◆ **To do**
Pull out every line in the data that has the string "value" in it.
----- Material shown
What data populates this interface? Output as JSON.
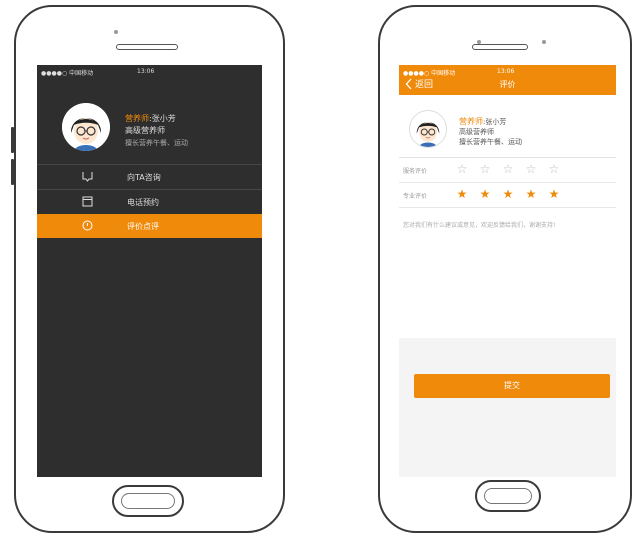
{
  "left_screen": {
    "status": {
      "carrier": "●●●●○ 中国移动",
      "time": "13:06"
    },
    "profile": {
      "role": "营养师",
      "name": ":张小芳",
      "title": "高级营养师",
      "specialty": "擅长营养午餐、运动"
    },
    "menu": [
      {
        "label": "向TA咨询",
        "icon": "chat-icon",
        "active": false
      },
      {
        "label": "电话预约",
        "icon": "calendar-icon",
        "active": false
      },
      {
        "label": "评价点评",
        "icon": "rating-icon",
        "active": true
      }
    ]
  },
  "right_screen": {
    "status": {
      "carrier": "●●●●○ 中国移动",
      "time": "13:06"
    },
    "nav": {
      "back_label": "返回",
      "title": "评价"
    },
    "profile": {
      "role": "营养师",
      "name": ":张小芳",
      "title": "高级营养师",
      "specialty": "擅长营养午餐、运动"
    },
    "ratings": [
      {
        "label": "服务评价",
        "stars": 0
      },
      {
        "label": "专业评价",
        "stars": 5
      }
    ],
    "comment_placeholder": "您对我们有什么建议或意见，欢迎反馈给我们，谢谢支持!",
    "submit_label": "提交"
  },
  "colors": {
    "accent": "#f08a0b",
    "dark_bg": "#2e2e2e"
  }
}
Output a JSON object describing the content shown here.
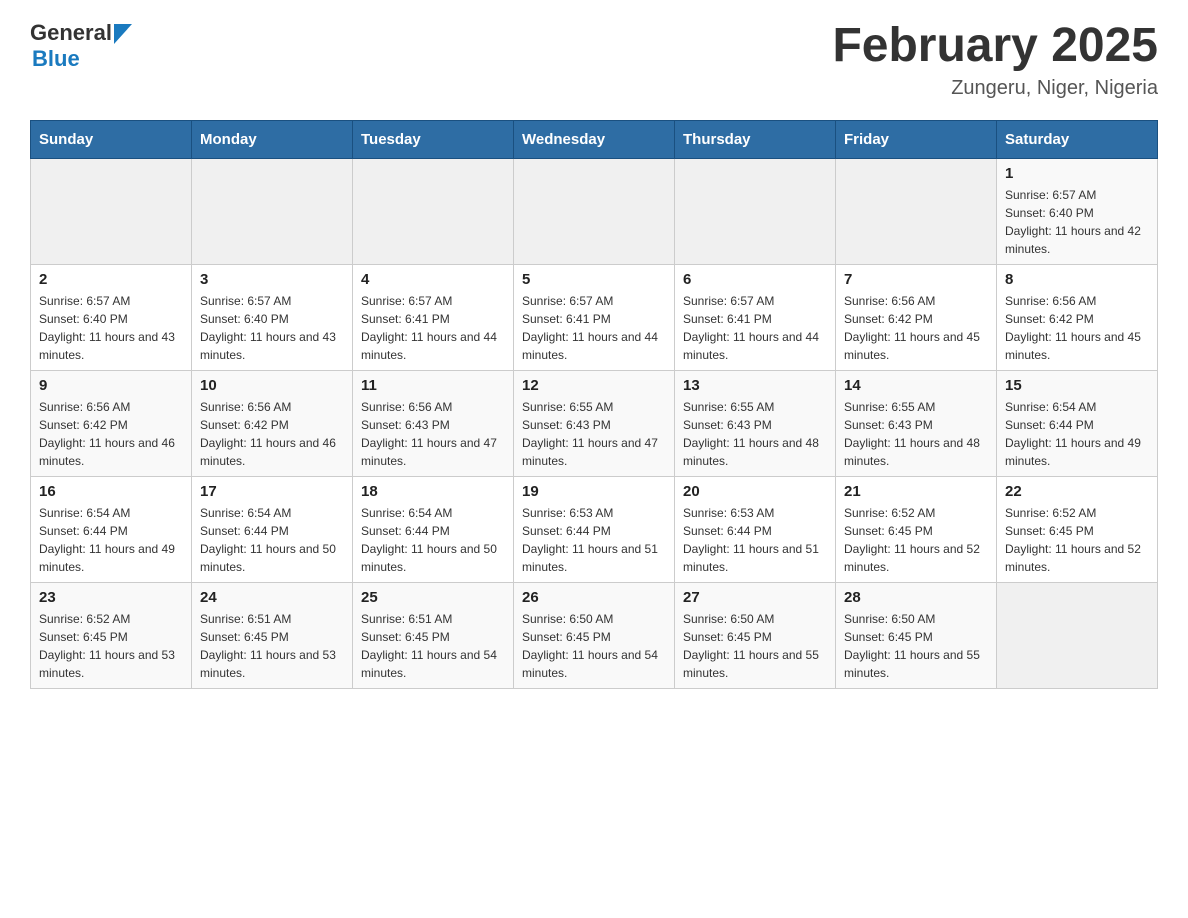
{
  "header": {
    "logo_general": "General",
    "logo_blue": "Blue",
    "month_title": "February 2025",
    "location": "Zungeru, Niger, Nigeria"
  },
  "days_of_week": [
    "Sunday",
    "Monday",
    "Tuesday",
    "Wednesday",
    "Thursday",
    "Friday",
    "Saturday"
  ],
  "weeks": [
    {
      "days": [
        {
          "date": "",
          "sunrise": "",
          "sunset": "",
          "daylight": "",
          "empty": true
        },
        {
          "date": "",
          "sunrise": "",
          "sunset": "",
          "daylight": "",
          "empty": true
        },
        {
          "date": "",
          "sunrise": "",
          "sunset": "",
          "daylight": "",
          "empty": true
        },
        {
          "date": "",
          "sunrise": "",
          "sunset": "",
          "daylight": "",
          "empty": true
        },
        {
          "date": "",
          "sunrise": "",
          "sunset": "",
          "daylight": "",
          "empty": true
        },
        {
          "date": "",
          "sunrise": "",
          "sunset": "",
          "daylight": "",
          "empty": true
        },
        {
          "date": "1",
          "sunrise": "Sunrise: 6:57 AM",
          "sunset": "Sunset: 6:40 PM",
          "daylight": "Daylight: 11 hours and 42 minutes.",
          "empty": false
        }
      ]
    },
    {
      "days": [
        {
          "date": "2",
          "sunrise": "Sunrise: 6:57 AM",
          "sunset": "Sunset: 6:40 PM",
          "daylight": "Daylight: 11 hours and 43 minutes.",
          "empty": false
        },
        {
          "date": "3",
          "sunrise": "Sunrise: 6:57 AM",
          "sunset": "Sunset: 6:40 PM",
          "daylight": "Daylight: 11 hours and 43 minutes.",
          "empty": false
        },
        {
          "date": "4",
          "sunrise": "Sunrise: 6:57 AM",
          "sunset": "Sunset: 6:41 PM",
          "daylight": "Daylight: 11 hours and 44 minutes.",
          "empty": false
        },
        {
          "date": "5",
          "sunrise": "Sunrise: 6:57 AM",
          "sunset": "Sunset: 6:41 PM",
          "daylight": "Daylight: 11 hours and 44 minutes.",
          "empty": false
        },
        {
          "date": "6",
          "sunrise": "Sunrise: 6:57 AM",
          "sunset": "Sunset: 6:41 PM",
          "daylight": "Daylight: 11 hours and 44 minutes.",
          "empty": false
        },
        {
          "date": "7",
          "sunrise": "Sunrise: 6:56 AM",
          "sunset": "Sunset: 6:42 PM",
          "daylight": "Daylight: 11 hours and 45 minutes.",
          "empty": false
        },
        {
          "date": "8",
          "sunrise": "Sunrise: 6:56 AM",
          "sunset": "Sunset: 6:42 PM",
          "daylight": "Daylight: 11 hours and 45 minutes.",
          "empty": false
        }
      ]
    },
    {
      "days": [
        {
          "date": "9",
          "sunrise": "Sunrise: 6:56 AM",
          "sunset": "Sunset: 6:42 PM",
          "daylight": "Daylight: 11 hours and 46 minutes.",
          "empty": false
        },
        {
          "date": "10",
          "sunrise": "Sunrise: 6:56 AM",
          "sunset": "Sunset: 6:42 PM",
          "daylight": "Daylight: 11 hours and 46 minutes.",
          "empty": false
        },
        {
          "date": "11",
          "sunrise": "Sunrise: 6:56 AM",
          "sunset": "Sunset: 6:43 PM",
          "daylight": "Daylight: 11 hours and 47 minutes.",
          "empty": false
        },
        {
          "date": "12",
          "sunrise": "Sunrise: 6:55 AM",
          "sunset": "Sunset: 6:43 PM",
          "daylight": "Daylight: 11 hours and 47 minutes.",
          "empty": false
        },
        {
          "date": "13",
          "sunrise": "Sunrise: 6:55 AM",
          "sunset": "Sunset: 6:43 PM",
          "daylight": "Daylight: 11 hours and 48 minutes.",
          "empty": false
        },
        {
          "date": "14",
          "sunrise": "Sunrise: 6:55 AM",
          "sunset": "Sunset: 6:43 PM",
          "daylight": "Daylight: 11 hours and 48 minutes.",
          "empty": false
        },
        {
          "date": "15",
          "sunrise": "Sunrise: 6:54 AM",
          "sunset": "Sunset: 6:44 PM",
          "daylight": "Daylight: 11 hours and 49 minutes.",
          "empty": false
        }
      ]
    },
    {
      "days": [
        {
          "date": "16",
          "sunrise": "Sunrise: 6:54 AM",
          "sunset": "Sunset: 6:44 PM",
          "daylight": "Daylight: 11 hours and 49 minutes.",
          "empty": false
        },
        {
          "date": "17",
          "sunrise": "Sunrise: 6:54 AM",
          "sunset": "Sunset: 6:44 PM",
          "daylight": "Daylight: 11 hours and 50 minutes.",
          "empty": false
        },
        {
          "date": "18",
          "sunrise": "Sunrise: 6:54 AM",
          "sunset": "Sunset: 6:44 PM",
          "daylight": "Daylight: 11 hours and 50 minutes.",
          "empty": false
        },
        {
          "date": "19",
          "sunrise": "Sunrise: 6:53 AM",
          "sunset": "Sunset: 6:44 PM",
          "daylight": "Daylight: 11 hours and 51 minutes.",
          "empty": false
        },
        {
          "date": "20",
          "sunrise": "Sunrise: 6:53 AM",
          "sunset": "Sunset: 6:44 PM",
          "daylight": "Daylight: 11 hours and 51 minutes.",
          "empty": false
        },
        {
          "date": "21",
          "sunrise": "Sunrise: 6:52 AM",
          "sunset": "Sunset: 6:45 PM",
          "daylight": "Daylight: 11 hours and 52 minutes.",
          "empty": false
        },
        {
          "date": "22",
          "sunrise": "Sunrise: 6:52 AM",
          "sunset": "Sunset: 6:45 PM",
          "daylight": "Daylight: 11 hours and 52 minutes.",
          "empty": false
        }
      ]
    },
    {
      "days": [
        {
          "date": "23",
          "sunrise": "Sunrise: 6:52 AM",
          "sunset": "Sunset: 6:45 PM",
          "daylight": "Daylight: 11 hours and 53 minutes.",
          "empty": false
        },
        {
          "date": "24",
          "sunrise": "Sunrise: 6:51 AM",
          "sunset": "Sunset: 6:45 PM",
          "daylight": "Daylight: 11 hours and 53 minutes.",
          "empty": false
        },
        {
          "date": "25",
          "sunrise": "Sunrise: 6:51 AM",
          "sunset": "Sunset: 6:45 PM",
          "daylight": "Daylight: 11 hours and 54 minutes.",
          "empty": false
        },
        {
          "date": "26",
          "sunrise": "Sunrise: 6:50 AM",
          "sunset": "Sunset: 6:45 PM",
          "daylight": "Daylight: 11 hours and 54 minutes.",
          "empty": false
        },
        {
          "date": "27",
          "sunrise": "Sunrise: 6:50 AM",
          "sunset": "Sunset: 6:45 PM",
          "daylight": "Daylight: 11 hours and 55 minutes.",
          "empty": false
        },
        {
          "date": "28",
          "sunrise": "Sunrise: 6:50 AM",
          "sunset": "Sunset: 6:45 PM",
          "daylight": "Daylight: 11 hours and 55 minutes.",
          "empty": false
        },
        {
          "date": "",
          "sunrise": "",
          "sunset": "",
          "daylight": "",
          "empty": true
        }
      ]
    }
  ]
}
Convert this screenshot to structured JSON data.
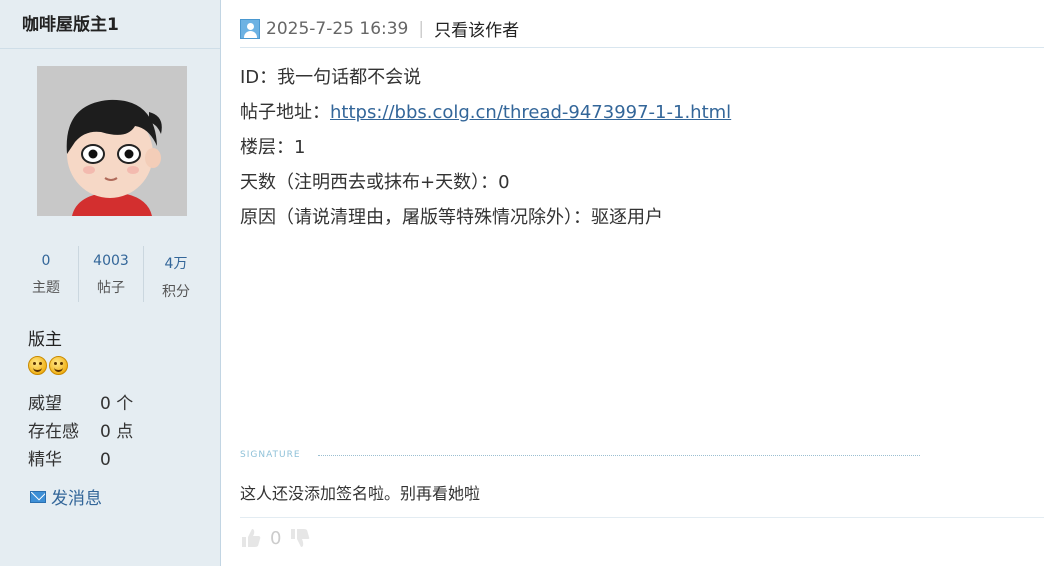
{
  "author": {
    "name": "咖啡屋版主1",
    "stats": [
      {
        "value": "0",
        "label": "主题"
      },
      {
        "value": "4003",
        "label": "帖子"
      },
      {
        "value": "4万",
        "label": "积分"
      }
    ],
    "group": "版主",
    "attributes": [
      {
        "key": "威望",
        "value": "0 个"
      },
      {
        "key": "存在感",
        "value": "0 点"
      },
      {
        "key": "精华",
        "value": "0"
      }
    ],
    "send_message": "发消息"
  },
  "post": {
    "time": "2025-7-25 16:39",
    "separator": "|",
    "only_author": "只看该作者",
    "lines": {
      "id": "ID：我一句话都不会说",
      "url_label": "帖子地址：",
      "url": "https://bbs.colg.cn/thread-9473997-1-1.html",
      "floor": "楼层：1",
      "days": "天数（注明西去或抹布+天数）：0",
      "reason": "原因（请说清理由，屠版等特殊情况除外）：驱逐用户"
    },
    "signature_label": "SIGNATURE",
    "signature": "这人还没添加签名啦。别再看她啦",
    "vote_count": "0"
  },
  "icons": {
    "user": "user-icon",
    "mail": "mail-icon",
    "thumb_up": "thumb-up-icon",
    "thumb_down": "thumb-down-icon",
    "smiley": "smiley-icon"
  }
}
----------
◆ **Task solution**
        "value": "0",
        "value": "4003",
        "value": "4万",
        "value": "0 个"
        "value": "0 点"
        "value": "0"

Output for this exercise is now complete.